As a writer, what are the themes that interest you?
Love. Love is productive and it can save the World.
You have worked as a journalist and also a teacher. Can you tell us a bit about that? (maybe you can tell us about your recent book on ethics?)
During ten years of my life (1987-1997) I was a school teacher and during 6 years (2000-2006) I was a University professor teaching the ethics of journalism. I gathered my lectures and they have been published as a textbook recommended for all Ukrainian Universities and Departments of Journalism.
Is it true that you were a sailor for many years?
I was a turner in a factory (1973). Then I was a Soldier for five years in the Soviet Army (1974-1979) in the Far East (North Korea and China borders). After that I went to Sea. I was a mechanic on a fishing boat during another five years (1979-1984), net fishing in the Northern Pacific (Kamchatka-Okhotsk and Bering Seas).
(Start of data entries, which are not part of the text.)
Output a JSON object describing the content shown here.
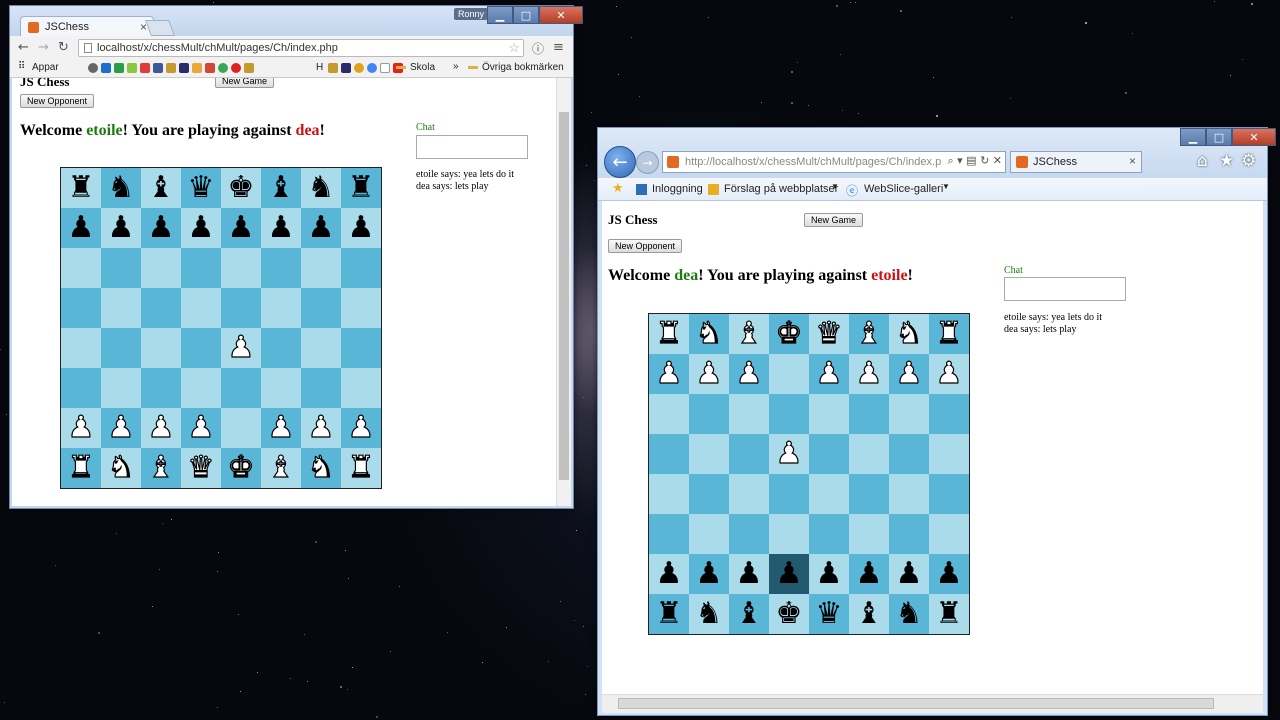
{
  "chrome": {
    "tab_title": "JSChess",
    "tab_close": "×",
    "user": "Ronny",
    "url": "localhost/x/chessMult/chMult/pages/Ch/index.php",
    "bookmarks": {
      "apps": "Appar",
      "h": "H",
      "skola": "Skola",
      "more": "»",
      "other": "Övriga bokmärken"
    },
    "page": {
      "title": "JS Chess",
      "new_game": "New Game",
      "new_opponent": "New Opponent",
      "welcome": "Welcome ",
      "me": "etoile",
      "mid": "! You are playing against ",
      "opp": "dea",
      "end": "!",
      "chat_label": "Chat",
      "chat_log": [
        "etoile says: yea lets do it",
        "dea says: lets play"
      ]
    },
    "board": [
      [
        "bR",
        "bN",
        "bB",
        "bQ",
        "bK",
        "bB",
        "bN",
        "bR"
      ],
      [
        "bP",
        "bP",
        "bP",
        "bP",
        "bP",
        "bP",
        "bP",
        "bP"
      ],
      [
        "",
        "",
        "",
        "",
        "",
        "",
        "",
        ""
      ],
      [
        "",
        "",
        "",
        "",
        "",
        "",
        "",
        ""
      ],
      [
        "",
        "",
        "",
        "",
        "wP",
        "",
        "",
        ""
      ],
      [
        "",
        "",
        "",
        "",
        "",
        "",
        "",
        ""
      ],
      [
        "wP",
        "wP",
        "wP",
        "wP",
        "",
        "wP",
        "wP",
        "wP"
      ],
      [
        "wR",
        "wN",
        "wB",
        "wQ",
        "wK",
        "wB",
        "wN",
        "wR"
      ]
    ]
  },
  "ie": {
    "url": "http://localhost/x/chessMult/chMult/pages/Ch/index.p",
    "tab_title": "JSChess",
    "tab_close": "×",
    "favorites": {
      "inlogg": "Inloggning",
      "forslag": "Förslag på webbplatser",
      "webslice": "WebSlice-galleri"
    },
    "page": {
      "title": "JS Chess",
      "new_game": "New Game",
      "new_opponent": "New Opponent",
      "welcome": "Welcome ",
      "me": "dea",
      "mid": "! You are playing against ",
      "opp": "etoile",
      "end": "!",
      "chat_label": "Chat",
      "chat_log": [
        "etoile says: yea lets do it",
        "dea says: lets play"
      ]
    },
    "board": [
      [
        "wR",
        "wN",
        "wB",
        "wK",
        "wQ",
        "wB",
        "wN",
        "wR"
      ],
      [
        "wP",
        "wP",
        "wP",
        "",
        "wP",
        "wP",
        "wP",
        "wP"
      ],
      [
        "",
        "",
        "",
        "",
        "",
        "",
        "",
        ""
      ],
      [
        "",
        "",
        "",
        "wP",
        "",
        "",
        "",
        ""
      ],
      [
        "",
        "",
        "",
        "",
        "",
        "",
        "",
        ""
      ],
      [
        "",
        "",
        "",
        "",
        "",
        "",
        "",
        ""
      ],
      [
        "bP",
        "bP",
        "bP",
        "bP",
        "bP",
        "bP",
        "bP",
        "bP"
      ],
      [
        "bR",
        "bN",
        "bB",
        "bK",
        "bQ",
        "bB",
        "bN",
        "bR"
      ]
    ],
    "highlight": [
      6,
      3
    ]
  },
  "pieces": {
    "K": "♚",
    "Q": "♛",
    "R": "♜",
    "B": "♝",
    "N": "♞",
    "P": "♟"
  },
  "colors": {
    "me": "#1e7a12",
    "opponent": "#cc1111",
    "light_square": "#a9dbeb",
    "dark_square": "#5ab6d6",
    "highlight_square": "#21596e"
  }
}
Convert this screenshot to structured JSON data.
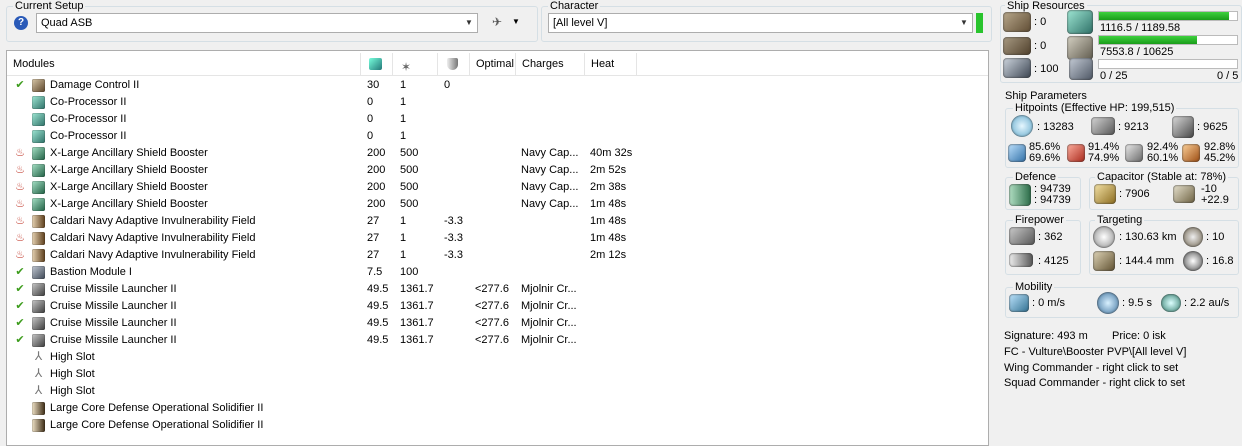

What do you remember most about performing in the film?
The warm atmosphere and real multinational cooperation. It seemed that every actor was of a different nationality. That struck me strongly. Also, the absence of pressure and aggression, even though there was reason for anxiety, everyone trying new things, worrying about costs. The funniest thing I remember was when we were shooting the scenes in the Vancouver Sky Train. I was wearing my white suit, Stephanie was dressed hippy-style, and all the rest of the Crew were in jeans. The cameras and equipment were all hidden in big black bags. We filled the whole carriage. And then, at every stop, the Vancouver Police would suspiciously enter the train, stare at me, and then ask someone else, always someone else, if everything was okay.
Do you think the story is meaningful for Ukrainians?
Absolutely. We are now in the process of building the modern Ukrainian nation, and we are always looking for moral support. This is kind of a friendly look from the outside. We are all real in your movie. The story is told with skill and insight, which is why it works.
What do you miss about the production?
I miss Stephanie and Billy, the two main characters.. I miss the soft Ukrainian pronunciation on the beautiful lips of Stephanie, that Swedish girl who sings our old lullabies so beautifully. I miss Billy, always so serious, reading the grey solid book of Shevchenko poems. Such good actors! I want to act in a new movie with them!